Brother Jerome's Reflections: Dec 14
- +PAX Prayers for the spiritual, mental and physical health of the
following, for all their families and those who take care of them:
Please pray for the happy death and eternal repose of Cardinal Avery
Dulles, a convert to Roman Catholicism who was the first U.S.
theologian named a cardinal, died Friday. He was 90. Please pray for
healing for June, rushed to hospital with a very serious heart attack
and in ICU. Prayers also for her husband Pat and all the kids. Please
pray for the happy death and eternal repose of Jane L., who passed
away this morning, and her daughter, Betsy. Tomorrow is the day
Shirley's friend takes her two cats (Tigger and Melody) to the SPCA
no kill facility. Her friend is moving to Alabama on Sunday and
cannot take them. Please pray that they will be accepted. (They have
a no-kill policy). Shirley is fearful that the facility will reject
them and that they'll have to be taken to Animal Services where they
will be destroyed. They are so loving. They deserve a good home
where that love will be returned to them. Please pray for Monica who
is grieving for the death of her best friend. She has much anger in
her from the dramatic event.
+++Please pray that Divine Mercy will shine upon all those who have
taken their own lives.+++
Lord, help us all as You know and will. God's will is best. All is
mercy and grace. God is never absent, praise Him! Thanks so much. JL
April 14, August 14, December 14
Chapter 60: On Priests Who May Wish to Live in the Monastery
If any ordained priest should ask to be received into the monastery,
permission shall not be granted too readily. But if he is quite
persistent in his request, let him know that he will have to observe
the whole discipline of the Rule and that nothing will be relaxed in
that it may be as it is written: "Friend, for what have you come
It shall be granted him, however, to stand next after the Abbot and
to give blessings and to celebrate Mass, but only by order of the
Without such order let him not make any exceptions for himself,
knowing that he is subject to the discipline of the Rule; but rather
let him give an example of humility to all.
If there happens to be question of an appointment or of some business
in the monastery, let him expect the rank due him according to the
date of his entrance into the monastery, and not the place granted him
out of reverence for the priesthood.
If any clerics, moved by the same desire, should wish to join the
monastery, let them be placed in a middle rank.
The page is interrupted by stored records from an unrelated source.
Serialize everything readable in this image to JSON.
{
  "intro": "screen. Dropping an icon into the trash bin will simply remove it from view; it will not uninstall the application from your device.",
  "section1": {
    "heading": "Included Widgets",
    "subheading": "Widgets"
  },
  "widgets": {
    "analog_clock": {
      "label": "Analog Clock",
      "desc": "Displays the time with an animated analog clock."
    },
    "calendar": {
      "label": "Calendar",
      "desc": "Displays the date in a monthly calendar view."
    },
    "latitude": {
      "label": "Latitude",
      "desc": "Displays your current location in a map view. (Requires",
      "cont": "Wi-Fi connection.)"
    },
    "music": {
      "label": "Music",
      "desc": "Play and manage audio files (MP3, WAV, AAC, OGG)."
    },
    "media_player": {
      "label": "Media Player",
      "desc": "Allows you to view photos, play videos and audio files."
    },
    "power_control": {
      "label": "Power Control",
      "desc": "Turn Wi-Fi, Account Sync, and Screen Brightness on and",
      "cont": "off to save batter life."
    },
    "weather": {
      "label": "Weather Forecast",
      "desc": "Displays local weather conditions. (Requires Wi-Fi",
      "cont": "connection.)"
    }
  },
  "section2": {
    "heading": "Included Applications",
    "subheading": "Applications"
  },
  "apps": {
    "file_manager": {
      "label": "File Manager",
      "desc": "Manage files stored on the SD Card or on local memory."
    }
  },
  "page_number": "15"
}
But they too are to
be admitted only if they promise observance of the Rule and stability.
St. Benedict here is simply insisting again on equality. Just as he
wanted the rich to divest themselves of privilege at entrance, so
does he want the clergy to put aside the privileges that their status
gave them in the world.
This has been difficult in our Order's history to apply. Canon law
itself has given more than a bit of trouble in this respect,
guaranteeing that priests had to be governed by ordained major
superiors and so forth. There have also been backlashes of
anticlericalism among brothers in some areas in the last 50 years.
Neither extreme is a happy one.
Cling instead to what St. Benedict is saying here to all of us about
the equality of all. Only for virtue or experience (or because the
Abbot deems to do so,) may one be placed before another. WOW! Picture
a world run on that model, picture even a corporation! St. Benedict
tries to give privilege only to those worthy of it. Would that every
human institution did that!
The quintessential question of the Holy Rule is that of
Jesus: "Friend, for what have you come?" The only acceptable answer
to the question is: "To seek God." That might be rephrased in any of
a number of ways, but that's the main event, the only game in town,
the end all be all of Benedictine monastic life.
It is very necessary, in stating that we seek God, to admit that we
haven't altogether found Him yet, nor will we ever do so before
death. Even in the beatific vision of heaven itself, we creatures
will never, ever get to the root of our Creator, to the "ground zero"
of God. Ain't gonna happen.
Another way of saying this is that we need to come to the Holy Rule
and to the Gospel and to Christ admitting how frighteningly little we
DO know, how very much we need to learn. If we think an MDiv or an MD
or a BS may have corrected that problem, even slightly, well, maybe
the degree is just about all we've gotten from the experience.
For heaven's sake, after spending so many years of my life trying to
become clever, what a tremendous relief it is to be admittedly dumb:
pluperfectly, fallibly, humanly, screamingly, shriekingly DUMB! Boy,
I love it! Ignorance truly *IS* bliss, just like they told ya!
In one sense, I heartily recommend it. It is the only position from
which one may learn anything at all. Get too smart (or think you
have!) and you will never listen, thereby failing another Benedictine
hallmark. You won't learn because all your energy will go into
composing your rejoinder or response. Such people do not learn. They
merely joust. Life is more than that, much more. Tons more.
Love and prayers,